This incremental approach works very nicely most of the time and avoids big-bang "let's stop and refactor the world" efforts, which tend to suspend new development and rarely seem to work out well. That said, there are circumstances when it is appropriate to invest in testing and other infrastructure, because these investments can make your incremental efforts more effective. You will often run into structural issues that cause trouble. For example, you may have some monolithic piece of code in the system that everything is tightly coupled to. If this is holding up incremental progress, breaking this code apart in order to restructure the dependencies can be a sound investment. At the moment, I don't have any way to quantify this - you just need to have some people around who have significant experience working on large systems and restructuring efforts and have a pragmatic view and a good instinct for when this sort of thing is required.

Refactor, Rewrite or Replace?

In the article on the cost of carry vs. cost of switching, we made a passing mention of migration strategy.

Cost of switching is the cost associated with your mitigation strategy. When indebted code is an impediment to sustaining and evolving the functionality of your project, your mitigation strategy is how you go about transitioning away from indebted code in order to reduce or eliminate the impediments. This can entail completely replacing a component with another component, partially replacing a component, or simply small incremental refactorings that accumulate over time. Switching costs are impacted by the size and scope of the component you are replacing, the time you have to spend to find and evaluate commercial and open source alternatives, time spent on custom modifications to the replacement, and time spent on migrating infrastructure - for instance, migrating or mapping user data after switching to a different persistence technology.

Let's look at migration strategy in more concrete detail.

When we talk about migration strategy, it is usually related to refactoring, rewriting, or replacing.

First, your system needs to be structured in such a way that you make trade-offs at the component level and not system-wide. I discussed this at the very beginning of this series. It doesn't make sense to look at metrics and valuations at the component level unless you can actually trade-off at that level.
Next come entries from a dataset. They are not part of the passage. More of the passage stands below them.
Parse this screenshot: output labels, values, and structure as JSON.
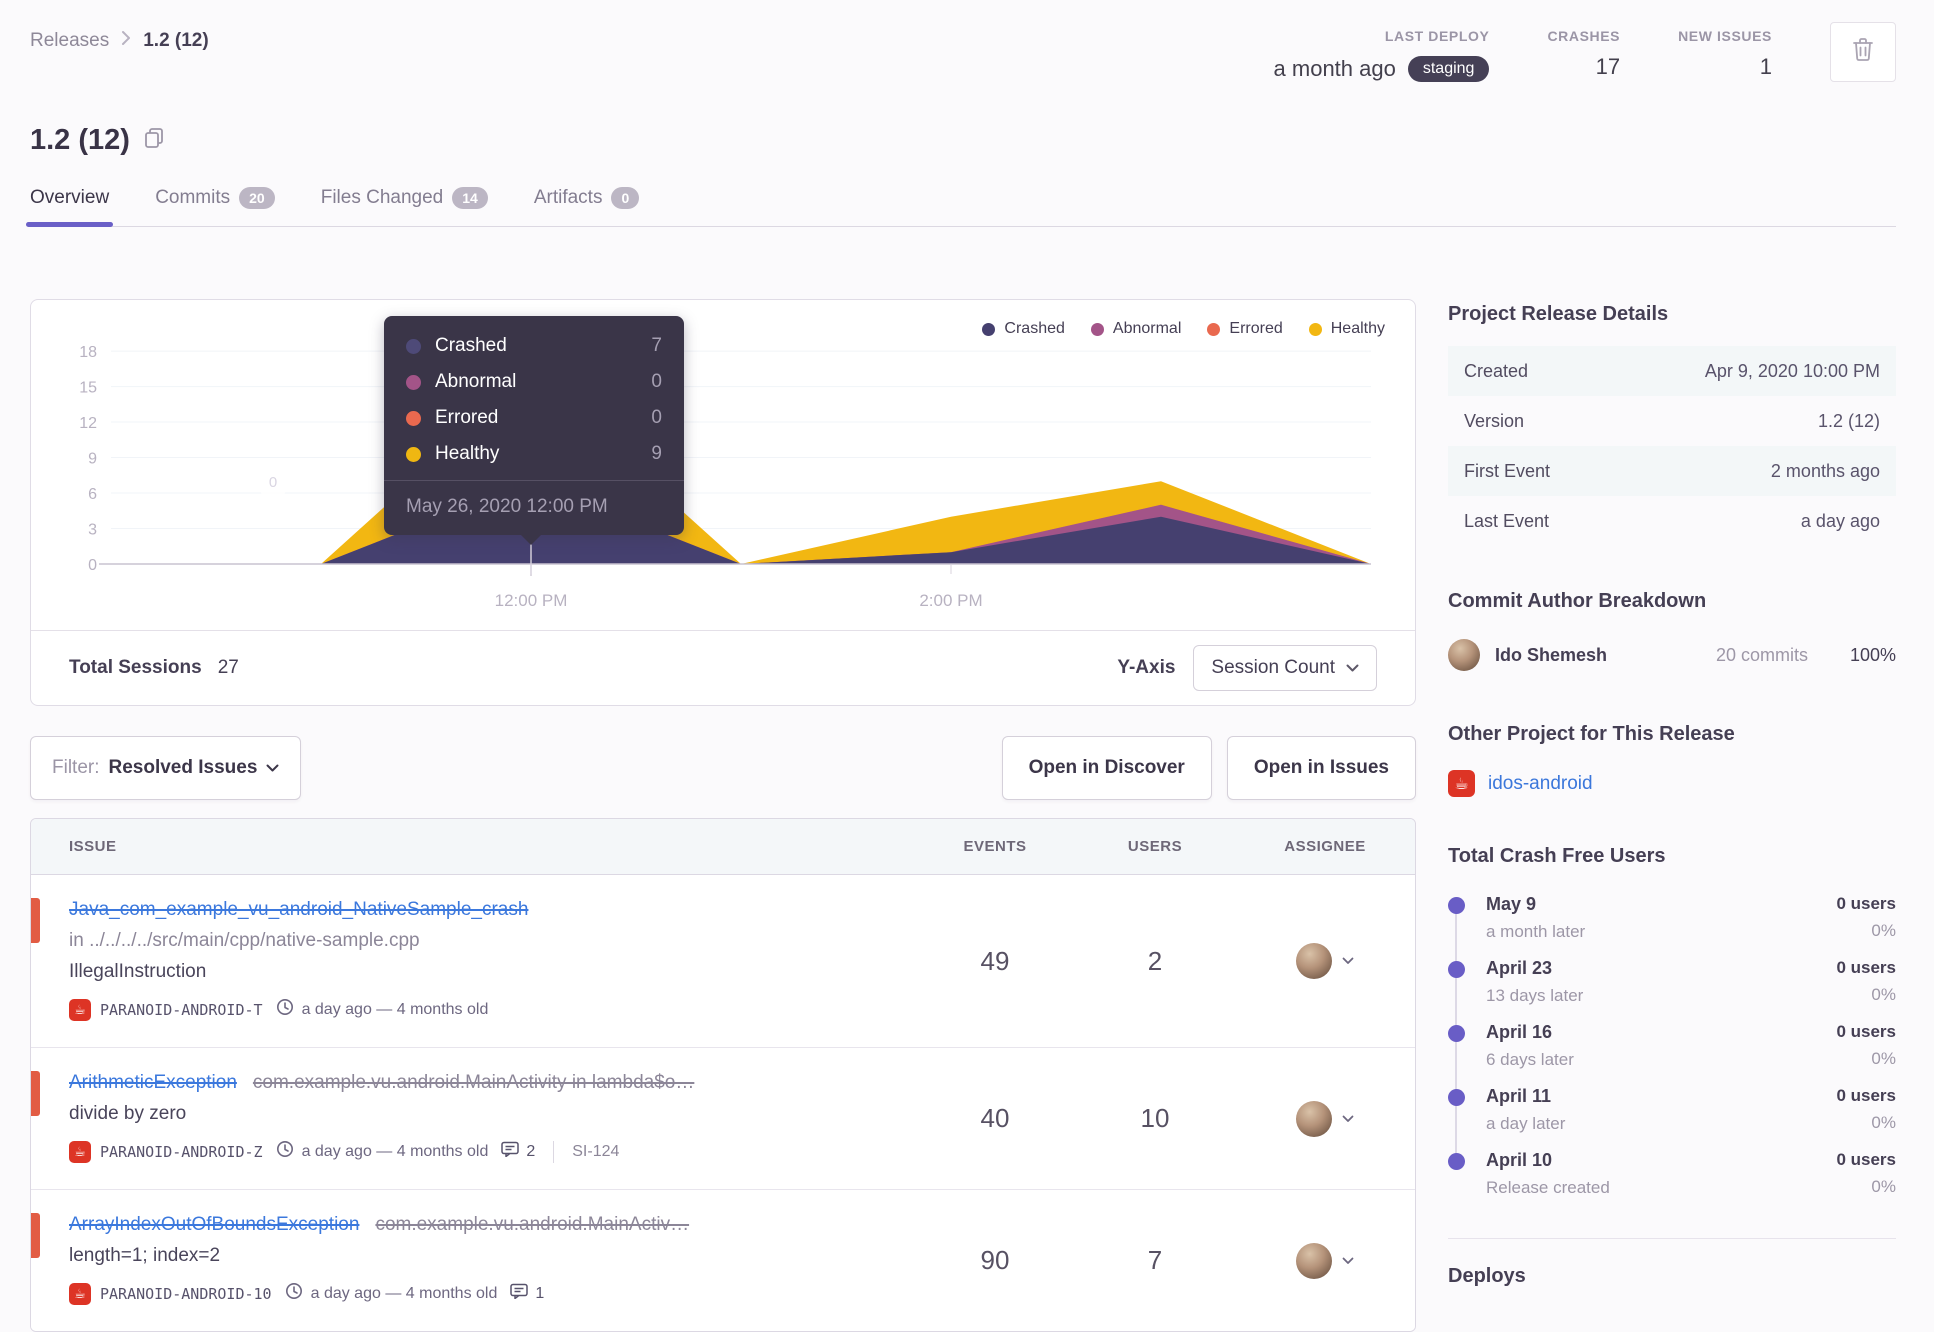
{
  "breadcrumb": {
    "root": "Releases",
    "current": "1.2 (12)"
  },
  "header_stats": {
    "last_deploy_label": "LAST DEPLOY",
    "last_deploy_value": "a month ago",
    "last_deploy_env": "staging",
    "crashes_label": "CRASHES",
    "crashes_value": "17",
    "new_issues_label": "NEW ISSUES",
    "new_issues_value": "1"
  },
  "page_title": "1.2 (12)",
  "tabs": [
    {
      "label": "Overview",
      "active": true
    },
    {
      "label": "Commits",
      "badge": "20"
    },
    {
      "label": "Files Changed",
      "badge": "14"
    },
    {
      "label": "Artifacts",
      "badge": "0"
    }
  ],
  "chart_data": {
    "type": "area",
    "stacked": true,
    "x": [
      "10:00 AM",
      "11:00 AM",
      "12:00 PM",
      "1:00 PM",
      "2:00 PM",
      "3:00 PM",
      "4:00 PM"
    ],
    "x_tick_labels": [
      {
        "label": "12:00 PM",
        "index": 2
      },
      {
        "label": "2:00 PM",
        "index": 4
      }
    ],
    "y_ticks": [
      0,
      3,
      6,
      9,
      12,
      15,
      18
    ],
    "ylim": [
      0,
      18
    ],
    "grid": true,
    "legend_position": "top-right",
    "series": [
      {
        "name": "Crashed",
        "color": "#45406f",
        "values": [
          0,
          0,
          7,
          0,
          1,
          4,
          0
        ]
      },
      {
        "name": "Abnormal",
        "color": "#a35488",
        "values": [
          0,
          0,
          0,
          0,
          0,
          1,
          0
        ]
      },
      {
        "name": "Errored",
        "color": "#e9694f",
        "values": [
          0,
          0,
          0,
          0,
          0,
          0,
          0
        ]
      },
      {
        "name": "Healthy",
        "color": "#f2b712",
        "values": [
          0,
          0,
          9,
          0,
          3,
          2,
          0
        ]
      }
    ],
    "zero_label": "0"
  },
  "chart_tooltip": {
    "rows": [
      {
        "label": "Crashed",
        "value": "7",
        "color": "#4e4a78"
      },
      {
        "label": "Abnormal",
        "value": "0",
        "color": "#a35488"
      },
      {
        "label": "Errored",
        "value": "0",
        "color": "#e9694f"
      },
      {
        "label": "Healthy",
        "value": "9",
        "color": "#efb712"
      }
    ],
    "date": "May 26, 2020 12:00 PM"
  },
  "sessions_footer": {
    "label": "Total Sessions",
    "value": "27",
    "axis_label": "Y-Axis",
    "axis_value": "Session Count"
  },
  "filter_bar": {
    "filter_prefix": "Filter:",
    "filter_value": "Resolved Issues",
    "discover_button": "Open in Discover",
    "issues_button": "Open in Issues"
  },
  "issues_table": {
    "columns": [
      "ISSUE",
      "EVENTS",
      "USERS",
      "ASSIGNEE"
    ],
    "rows": [
      {
        "title": "Java_com_example_vu_android_NativeSample_crash",
        "location": "in ../../../../src/main/cpp/native-sample.cpp",
        "description": "IllegalInstruction",
        "project": "PARANOID-ANDROID-T",
        "age": "a day ago — 4 months old",
        "events": "49",
        "users": "2"
      },
      {
        "title": "ArithmeticException",
        "subtitle": "com.example.vu.android.MainActivity in lambda$o…",
        "description": "divide by zero",
        "project": "PARANOID-ANDROID-Z",
        "age": "a day ago — 4 months old",
        "comments": "2",
        "link": "SI-124",
        "events": "40",
        "users": "10"
      },
      {
        "title": "ArrayIndexOutOfBoundsException",
        "subtitle": "com.example.vu.android.MainActiv…",
        "description": "length=1; index=2",
        "project": "PARANOID-ANDROID-10",
        "age": "a day ago — 4 months old",
        "comments": "1",
        "events": "90",
        "users": "7"
      }
    ]
  },
  "sidebar": {
    "release_details": {
      "heading": "Project Release Details",
      "rows": [
        {
          "label": "Created",
          "value": "Apr 9, 2020 10:00 PM",
          "striped": true
        },
        {
          "label": "Version",
          "value": "1.2 (12)"
        },
        {
          "label": "First Event",
          "value": "2 months ago",
          "striped": true
        },
        {
          "label": "Last Event",
          "value": "a day ago"
        }
      ]
    },
    "commit_authors": {
      "heading": "Commit Author Breakdown",
      "author": "Ido Shemesh",
      "commits": "20 commits",
      "percent": "100%"
    },
    "other_project": {
      "heading": "Other Project for This Release",
      "project": "idos-android"
    },
    "crash_free": {
      "heading": "Total Crash Free Users",
      "items": [
        {
          "date": "May 9",
          "note": "a month later",
          "users": "0 users",
          "percent": "0%"
        },
        {
          "date": "April 23",
          "note": "13 days later",
          "users": "0 users",
          "percent": "0%"
        },
        {
          "date": "April 16",
          "note": "6 days later",
          "users": "0 users",
          "percent": "0%"
        },
        {
          "date": "April 11",
          "note": "a day later",
          "users": "0 users",
          "percent": "0%"
        },
        {
          "date": "April 10",
          "note": "Release created",
          "users": "0 users",
          "percent": "0%"
        }
      ]
    },
    "deploys_heading": "Deploys"
  },
  "colors": {
    "accent_purple": "#6a5fc7",
    "link_blue": "#3b77db",
    "error_red": "#e25c44",
    "staging_pill_bg": "#454056",
    "crashed": "#45406f",
    "abnormal": "#a35488",
    "errored": "#e9694f",
    "healthy": "#f2b712"
  },
  "icons": {
    "coffee_project_icon": "☕"
  }
}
Components with a low asset value (easy to substitute) and high liabilities are good candidates for replacing or rewriting. Often you can combine replacing and rewriting by finding a way to write thin custom layers around open source components that can replace these parts of the system. This typically requires a bit of refactoring as well, in order to allow other components to use the new component, so you often end up using a bit of each approach.

Components with a high asset value (hard to substitute) and high liabilities are candidates for refactoring. Sometimes you can pull parts of these components out into new components that can be replaced or rewritten, but often this wont get you far. Typically these high value components are the core domain logic. Often the logic is more sophisticated and if you introduce new bugs while refactoring, they may be difficult to track down as they can result in subtle incorrectness rather than blatant crashing, exceptions and such. Careful and incremental refactoring is usually the way to go.

Finally, sometimes there are good reasons to rewrite an entire application stack. This might be appropriate, for example, if you are switching to an entirely new runtime and technology stack. Sometimes this is called re-platforming. Don't rewrite in the same language and technology stack just because you have written a crappy code base and it is too fragile to change anymore. When you abandon ship in that case, you lose the value of all the lessons you will learn from refactoring it. Sometimes, the best approach is to refactor your way to a rewrite.

Bridging the Gap

In the next piece, we will bridge the gap between finance and engineering. A big part of bridging this gap is noticing how each side tends to gravitate toward the asset and liability side of the balance sheet, respectively. This is where the technical balance sheet shines: allowing you to reduce ongoing investment into the plumbing aspects of your system and increase investment into your "special sauce."

About Brad Cross: Brad is a programmer.